# #QuarterTheCross and @FractionTalks

Something that has captivated me from the Maths Twitter Blog-o-Sphere (#MTBoS) in the last few months is Quarter The Cross. It is a classic low-threshold high-ceiling task. And, the more you experiment, the deeper and richer your mathematical understanding becomes. This can lead to some quite sophisticated and beautiful solutions. The solutions above are six of mine. They are rather … Continue reading #QuarterTheCross and @FractionTalks

# Friday Five: #3

On Fridays I plan to list five highlights from the #MTBoS and the internet at large. I could have discovered them in the last week, or the last year, but for some reason want to share them with you this Friday. I know it might be Thursday in your part of the world when I post this; what can … Continue reading Friday Five: #3

# K to 2, to infinity

Okay, so 'infinity' might be a bit of a stretch but I'm talking about the latest low-threshold, high-ceiling task to become my favourite puzzle1. Louise Hodgson shared this activity at the Mathematics Association of Tasmania conference at the weekend. The learning intention, as might be voiced to students, was: "There are patterns in the hundreds chart and the patterns can help us answer questions … Continue reading K to 2, to infinity

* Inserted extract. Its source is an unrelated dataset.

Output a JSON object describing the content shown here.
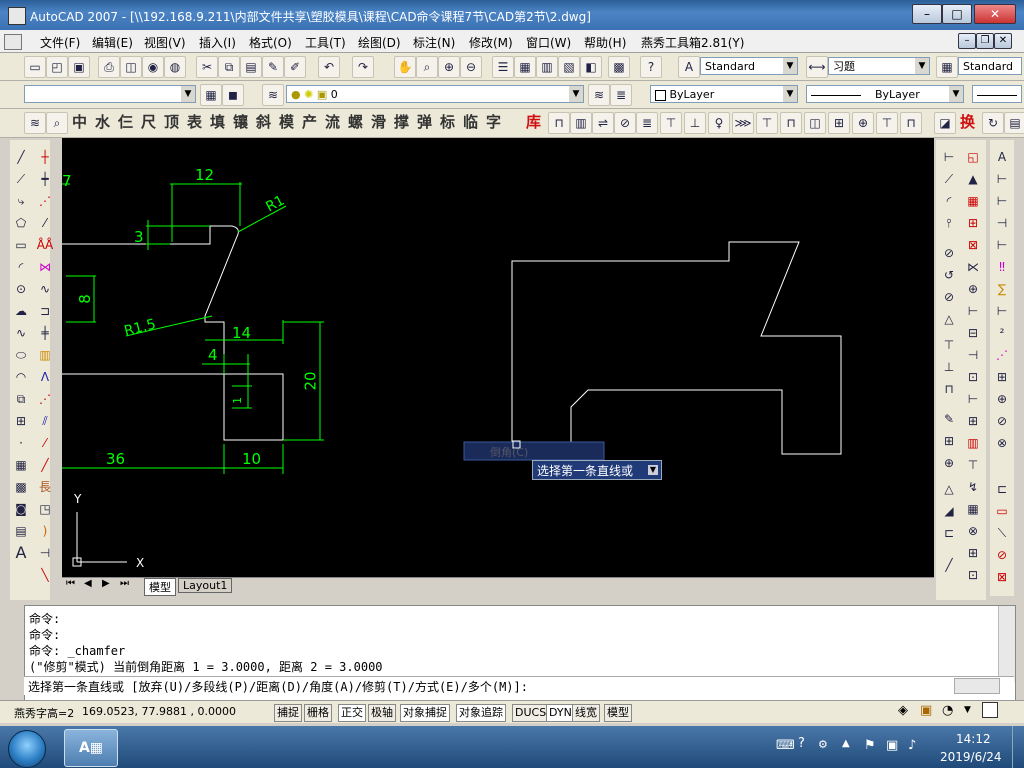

# One hot minute

The best1 minute in my class is often just before my students leave. And no, it's not because they are leaving! This is when I sometimes ask them to fill out a 'One Minute Survey'. I can't remember where I got this idea, and I don't do the surveys frequently enough, but it is always revealing when I … Continue reading One hot minute

# Venn and (the art of) happiness

I am irresistibly drawn to Venn diagrams. They make me very happy. I love how accessible they are to emerging mathematicians. We can draw a Venn diagram on the ground and use it to sort objects — even ourselves! — into categories. An animal-sorting example: those that live on land (green hoop), those that live in the water … Continue reading Venn and (the art of) happiness

# Falling down the mountain

I first saw snow when I was 21, which is not surprising given that I grew up in rural South Australia and hardly needed to venture far from home. I finally learned to ski three years ago on the Australian ice-fields1 at the decidedly un-bouncy age of 33, starting on imperceptible slopes that were stymied by a … Continue reading Falling down the mountain

# The Joy of SET

Just over a week ago I shared one of my favourite mathematical puzzles. Today I'm sharing my favourite mathematical game, SET. There is something in this game for young children to mathematics professors. I give SET workshops each year, for Year 8 students up. My slides are here, along with some notes I wrote several years ago. I suggest at … Continue reading The Joy of SET